→ **AIM OF THE EXERCISE**
In the entries below, count each line holding the word "name". Answer with the total alone.

App and web page records
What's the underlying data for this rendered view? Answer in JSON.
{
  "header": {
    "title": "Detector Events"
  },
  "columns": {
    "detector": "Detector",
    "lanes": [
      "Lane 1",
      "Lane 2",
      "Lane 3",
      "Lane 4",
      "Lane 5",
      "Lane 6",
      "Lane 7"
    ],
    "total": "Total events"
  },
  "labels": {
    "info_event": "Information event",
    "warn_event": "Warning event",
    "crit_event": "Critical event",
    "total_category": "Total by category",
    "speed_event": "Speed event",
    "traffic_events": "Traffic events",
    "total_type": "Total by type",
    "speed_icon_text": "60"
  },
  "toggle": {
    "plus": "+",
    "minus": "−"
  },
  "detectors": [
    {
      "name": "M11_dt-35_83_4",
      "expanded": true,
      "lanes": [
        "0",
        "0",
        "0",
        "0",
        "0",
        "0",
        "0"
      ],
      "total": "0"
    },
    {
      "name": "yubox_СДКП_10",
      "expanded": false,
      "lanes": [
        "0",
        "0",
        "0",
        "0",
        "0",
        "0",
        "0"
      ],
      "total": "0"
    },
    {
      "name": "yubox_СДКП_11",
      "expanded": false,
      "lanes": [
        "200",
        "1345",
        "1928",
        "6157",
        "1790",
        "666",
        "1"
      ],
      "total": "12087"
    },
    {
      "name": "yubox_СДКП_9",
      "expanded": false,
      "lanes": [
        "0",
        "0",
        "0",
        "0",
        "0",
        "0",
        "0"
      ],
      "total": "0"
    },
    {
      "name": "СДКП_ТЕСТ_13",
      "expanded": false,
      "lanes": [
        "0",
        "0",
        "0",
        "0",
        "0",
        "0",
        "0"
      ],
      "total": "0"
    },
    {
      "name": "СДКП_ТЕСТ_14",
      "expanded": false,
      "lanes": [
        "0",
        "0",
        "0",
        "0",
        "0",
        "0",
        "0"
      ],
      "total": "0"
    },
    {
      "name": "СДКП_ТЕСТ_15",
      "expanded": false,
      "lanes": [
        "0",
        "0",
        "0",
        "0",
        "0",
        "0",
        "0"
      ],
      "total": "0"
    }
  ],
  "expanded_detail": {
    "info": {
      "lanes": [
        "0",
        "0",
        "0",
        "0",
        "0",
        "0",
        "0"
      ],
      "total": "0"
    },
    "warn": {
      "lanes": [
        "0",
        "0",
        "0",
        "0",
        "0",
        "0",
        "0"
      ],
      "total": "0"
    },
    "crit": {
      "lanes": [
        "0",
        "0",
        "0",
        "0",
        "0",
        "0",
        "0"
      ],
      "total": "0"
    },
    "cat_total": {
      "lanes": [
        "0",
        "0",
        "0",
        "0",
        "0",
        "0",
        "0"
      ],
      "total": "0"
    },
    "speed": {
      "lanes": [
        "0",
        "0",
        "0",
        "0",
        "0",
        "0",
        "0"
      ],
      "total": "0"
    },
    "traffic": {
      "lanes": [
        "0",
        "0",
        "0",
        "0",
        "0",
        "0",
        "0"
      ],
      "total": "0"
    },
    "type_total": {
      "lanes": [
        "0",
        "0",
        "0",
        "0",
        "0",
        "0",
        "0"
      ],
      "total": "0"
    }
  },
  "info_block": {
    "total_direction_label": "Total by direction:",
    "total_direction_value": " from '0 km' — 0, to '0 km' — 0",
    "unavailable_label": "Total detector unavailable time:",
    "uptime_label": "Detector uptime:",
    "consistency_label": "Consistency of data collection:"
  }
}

→ **TASK RESULT**
7